Late last year I did some experiments and made a really cool image using the "tri-color" process by which you shoot 3 black and white images with color separation filters (25, 58, and 47), and then combining them to make a "color" image. This is an old technique that was pioneered most famously perhaps by Sergey Prokudin-Gorsky in Russia in the early 20th century.
Anyway, now with digital technology and scanning, this process is even easier. Well, relatively. It's hard to get all the exposures right depending on the filter factor, spectral response of the film, reciprocity, etc. I am still working on it. It's easier on roll film since you can shoot several "groups" of shots, and even bracket, on one roll of film, but I'm trying to do it on 4x5 film.
What I've been trying to do is combine this technique with long exposures to capture motion in a novel way. Amazingly, my first try created a pretty stunning image:
This was back over a year ago but for some reason I never put it up here on the blog.
Since then though I've been trying to do something similar, without much luck. I was lucky last time. The way this works is to find a good time where leaves or whatever are floating down the river at a moderate speed. The exposures above were in the neighborhood of 15-30 seconds if I remember right.
A few weeks ago I had a good opportunity to try this but didn't bring my color filters.
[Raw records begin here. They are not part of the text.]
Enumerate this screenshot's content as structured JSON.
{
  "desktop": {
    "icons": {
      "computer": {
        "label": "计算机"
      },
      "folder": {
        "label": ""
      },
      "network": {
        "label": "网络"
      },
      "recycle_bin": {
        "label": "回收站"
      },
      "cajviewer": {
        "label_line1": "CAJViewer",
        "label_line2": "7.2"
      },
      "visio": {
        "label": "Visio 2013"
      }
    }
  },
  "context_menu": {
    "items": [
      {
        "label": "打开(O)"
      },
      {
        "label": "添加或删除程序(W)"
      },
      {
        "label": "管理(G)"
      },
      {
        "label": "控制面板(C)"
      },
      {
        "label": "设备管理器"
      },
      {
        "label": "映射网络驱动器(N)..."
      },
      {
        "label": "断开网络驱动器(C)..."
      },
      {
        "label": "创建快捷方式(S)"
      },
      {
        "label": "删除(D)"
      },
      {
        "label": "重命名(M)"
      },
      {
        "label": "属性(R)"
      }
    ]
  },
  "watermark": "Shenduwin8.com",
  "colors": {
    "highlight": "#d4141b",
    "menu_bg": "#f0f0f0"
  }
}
Today I tried again, but there just wasn't enough material in the water to show the color streaks, not to mention some weird fogging on the green sheet:
Also the overcast, low-contrast day might not have been the best.
I've found that generally, the corrections for the filters for T-Max 100 are:
Red 25: 2.5 stops
Green 58: 2 stops
Blue 47: 3 stops
I'll keep trying!